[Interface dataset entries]

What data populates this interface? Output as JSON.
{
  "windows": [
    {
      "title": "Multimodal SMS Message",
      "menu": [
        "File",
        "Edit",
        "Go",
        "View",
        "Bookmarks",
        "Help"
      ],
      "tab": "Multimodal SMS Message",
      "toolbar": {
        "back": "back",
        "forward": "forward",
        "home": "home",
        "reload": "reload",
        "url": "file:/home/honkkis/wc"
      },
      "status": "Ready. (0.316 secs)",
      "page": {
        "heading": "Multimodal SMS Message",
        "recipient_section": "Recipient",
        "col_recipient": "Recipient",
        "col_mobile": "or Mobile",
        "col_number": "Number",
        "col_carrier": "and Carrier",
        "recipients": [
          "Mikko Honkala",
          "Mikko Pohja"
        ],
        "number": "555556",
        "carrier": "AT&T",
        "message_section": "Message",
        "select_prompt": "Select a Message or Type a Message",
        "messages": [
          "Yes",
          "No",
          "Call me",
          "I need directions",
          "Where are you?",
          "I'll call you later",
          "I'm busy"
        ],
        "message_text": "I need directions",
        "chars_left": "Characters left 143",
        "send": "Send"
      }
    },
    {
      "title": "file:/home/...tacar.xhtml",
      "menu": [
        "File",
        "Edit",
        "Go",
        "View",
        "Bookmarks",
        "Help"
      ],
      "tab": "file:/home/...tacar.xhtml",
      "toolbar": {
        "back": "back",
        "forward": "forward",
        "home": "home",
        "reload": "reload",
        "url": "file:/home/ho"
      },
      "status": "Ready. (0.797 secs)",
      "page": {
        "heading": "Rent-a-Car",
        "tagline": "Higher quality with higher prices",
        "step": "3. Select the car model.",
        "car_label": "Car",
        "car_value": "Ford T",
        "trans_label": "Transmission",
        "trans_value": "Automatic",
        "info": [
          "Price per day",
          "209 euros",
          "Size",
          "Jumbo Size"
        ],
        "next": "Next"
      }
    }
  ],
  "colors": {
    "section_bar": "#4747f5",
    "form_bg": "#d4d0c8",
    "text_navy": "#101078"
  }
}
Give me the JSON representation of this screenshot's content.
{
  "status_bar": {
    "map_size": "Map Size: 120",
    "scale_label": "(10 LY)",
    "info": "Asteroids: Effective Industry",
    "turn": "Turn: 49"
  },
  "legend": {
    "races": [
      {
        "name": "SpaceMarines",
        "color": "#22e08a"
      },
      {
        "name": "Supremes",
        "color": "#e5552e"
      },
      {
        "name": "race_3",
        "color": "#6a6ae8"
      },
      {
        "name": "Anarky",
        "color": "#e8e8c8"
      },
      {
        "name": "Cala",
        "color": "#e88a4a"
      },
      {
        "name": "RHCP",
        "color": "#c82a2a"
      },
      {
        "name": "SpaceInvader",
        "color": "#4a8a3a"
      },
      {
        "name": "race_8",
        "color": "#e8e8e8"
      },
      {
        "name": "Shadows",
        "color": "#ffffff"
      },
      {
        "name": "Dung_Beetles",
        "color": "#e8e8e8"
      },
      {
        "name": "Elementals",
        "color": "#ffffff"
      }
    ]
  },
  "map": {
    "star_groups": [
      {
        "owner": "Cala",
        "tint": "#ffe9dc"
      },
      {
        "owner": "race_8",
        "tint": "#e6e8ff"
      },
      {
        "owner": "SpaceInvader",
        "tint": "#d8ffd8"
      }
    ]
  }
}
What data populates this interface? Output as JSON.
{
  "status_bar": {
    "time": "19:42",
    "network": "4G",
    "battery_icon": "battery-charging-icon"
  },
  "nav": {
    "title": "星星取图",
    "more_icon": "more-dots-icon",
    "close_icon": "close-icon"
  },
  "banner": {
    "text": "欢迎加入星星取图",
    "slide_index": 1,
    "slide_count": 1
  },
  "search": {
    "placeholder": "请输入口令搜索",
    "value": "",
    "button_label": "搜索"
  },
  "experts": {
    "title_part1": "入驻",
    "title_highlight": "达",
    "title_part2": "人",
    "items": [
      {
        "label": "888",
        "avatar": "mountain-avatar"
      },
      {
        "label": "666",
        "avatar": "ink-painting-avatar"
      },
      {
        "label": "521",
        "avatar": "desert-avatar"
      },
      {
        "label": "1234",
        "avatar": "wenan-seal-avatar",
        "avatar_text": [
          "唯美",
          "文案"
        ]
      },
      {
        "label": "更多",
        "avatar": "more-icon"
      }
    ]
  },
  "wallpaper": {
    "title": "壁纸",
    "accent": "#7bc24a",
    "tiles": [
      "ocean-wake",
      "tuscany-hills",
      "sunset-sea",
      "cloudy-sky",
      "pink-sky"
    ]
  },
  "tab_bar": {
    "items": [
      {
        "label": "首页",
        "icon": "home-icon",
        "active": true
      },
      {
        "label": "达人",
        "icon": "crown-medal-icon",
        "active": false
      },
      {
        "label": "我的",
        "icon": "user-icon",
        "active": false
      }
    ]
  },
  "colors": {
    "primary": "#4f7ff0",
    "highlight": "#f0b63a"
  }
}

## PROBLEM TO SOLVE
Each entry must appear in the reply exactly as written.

## SOLUTION FOR THIS PROBLEM
What data populates this interface? Output as JSON.
{
  "windows": [
    {
      "title": "Multimodal SMS Message",
      "menu": [
        "File",
        "Edit",
        "Go",
        "View",
        "Bookmarks",
        "Help"
      ],
      "tab": "Multimodal SMS Message",
      "toolbar": {
        "back": "back",
        "forward": "forward",
        "home": "home",
        "reload": "reload",
        "url": "file:/home/honkkis/wc"
      },
      "status": "Ready. (0.316 secs)",
      "page": {
        "heading": "Multimodal SMS Message",
        "recipient_section": "Recipient",
        "col_recipient": "Recipient",
        "col_mobile": "or Mobile",
        "col_number": "Number",
        "col_carrier": "and Carrier",
        "recipients": [
          "Mikko Honkala",
          "Mikko Pohja"
        ],
        "number": "555556",
        "carrier": "AT&T",
        "message_section": "Message",
        "select_prompt": "Select a Message or Type a Message",
        "messages": [
          "Yes",
          "No",
          "Call me",
          "I need directions",
          "Where are you?",
          "I'll call you later",
          "I'm busy"
        ],
        "message_text": "I need directions",
        "chars_left": "Characters left 143",
        "send": "Send"
      }
    },
    {
      "title": "file:/home/...tacar.xhtml",
      "menu": [
        "File",
        "Edit",
        "Go",
        "View",
        "Bookmarks",
        "Help"
      ],
      "tab": "file:/home/...tacar.xhtml",
      "toolbar": {
        "back": "back",
        "forward": "forward",
        "home": "home",
        "reload": "reload",
        "url": "file:/home/ho"
      },
      "status": "Ready. (0.797 secs)",
      "page": {
        "heading": "Rent-a-Car",
        "tagline": "Higher quality with higher prices",
        "step": "3. Select the car model.",
        "car_label": "Car",
        "car_value": "Ford T",
        "trans_label": "Transmission",
        "trans_value": "Automatic",
        "info": [
          "Price per day",
          "209 euros",
          "Size",
          "Jumbo Size"
        ],
        "next": "Next"
      }
    }
  ],
  "colors": {
    "section_bar": "#4747f5",
    "form_bg": "#d4d0c8",
    "text_navy": "#101078"
  }
}
Give me the JSON representation of this screenshot's content.
{
  "status_bar": {
    "map_size": "Map Size: 120",
    "scale_label": "(10 LY)",
    "info": "Asteroids: Effective Industry",
    "turn": "Turn: 49"
  },
  "legend": {
    "races": [
      {
        "name": "SpaceMarines",
        "color": "#22e08a"
      },
      {
        "name": "Supremes",
        "color": "#e5552e"
      },
      {
        "name": "race_3",
        "color": "#6a6ae8"
      },
      {
        "name": "Anarky",
        "color": "#e8e8c8"
      },
      {
        "name": "Cala",
        "color": "#e88a4a"
      },
      {
        "name": "RHCP",
        "color": "#c82a2a"
      },
      {
        "name": "SpaceInvader",
        "color": "#4a8a3a"
      },
      {
        "name": "race_8",
        "color": "#e8e8e8"
      },
      {
        "name": "Shadows",
        "color": "#ffffff"
      },
      {
        "name": "Dung_Beetles",
        "color": "#e8e8e8"
      },
      {
        "name": "Elementals",
        "color": "#ffffff"
      }
    ]
  },
  "map": {
    "star_groups": [
      {
        "owner": "Cala",
        "tint": "#ffe9dc"
      },
      {
        "owner": "race_8",
        "tint": "#e6e8ff"
      },
      {
        "owner": "SpaceInvader",
        "tint": "#d8ffd8"
      }
    ]
  }
}
What data populates this interface? Output as JSON.
{
  "status_bar": {
    "time": "19:42",
    "network": "4G",
    "battery_icon": "battery-charging-icon"
  },
  "nav": {
    "title": "星星取图",
    "more_icon": "more-dots-icon",
    "close_icon": "close-icon"
  },
  "banner": {
    "text": "欢迎加入星星取图",
    "slide_index": 1,
    "slide_count": 1
  },
  "search": {
    "placeholder": "请输入口令搜索",
    "value": "",
    "button_label": "搜索"
  },
  "experts": {
    "title_part1": "入驻",
    "title_highlight": "达",
    "title_part2": "人",
    "items": [
      {
        "label": "888",
        "avatar": "mountain-avatar"
      },
      {
        "label": "666",
        "avatar": "ink-painting-avatar"
      },
      {
        "label": "521",
        "avatar": "desert-avatar"
      },
      {
        "label": "1234",
        "avatar": "wenan-seal-avatar",
        "avatar_text": [
          "唯美",
          "文案"
        ]
      },
      {
        "label": "更多",
        "avatar": "more-icon"
      }
    ]
  },
  "wallpaper": {
    "title": "壁纸",
    "accent": "#7bc24a",
    "tiles": [
      "ocean-wake",
      "tuscany-hills",
      "sunset-sea",
      "cloudy-sky",
      "pink-sky"
    ]
  },
  "tab_bar": {
    "items": [
      {
        "label": "首页",
        "icon": "home-icon",
        "active": true
      },
      {
        "label": "达人",
        "icon": "crown-medal-icon",
        "active": false
      },
      {
        "label": "我的",
        "icon": "user-icon",
        "active": false
      }
    ]
  },
  "colors": {
    "primary": "#4f7ff0",
    "highlight": "#f0b63a"
  }
}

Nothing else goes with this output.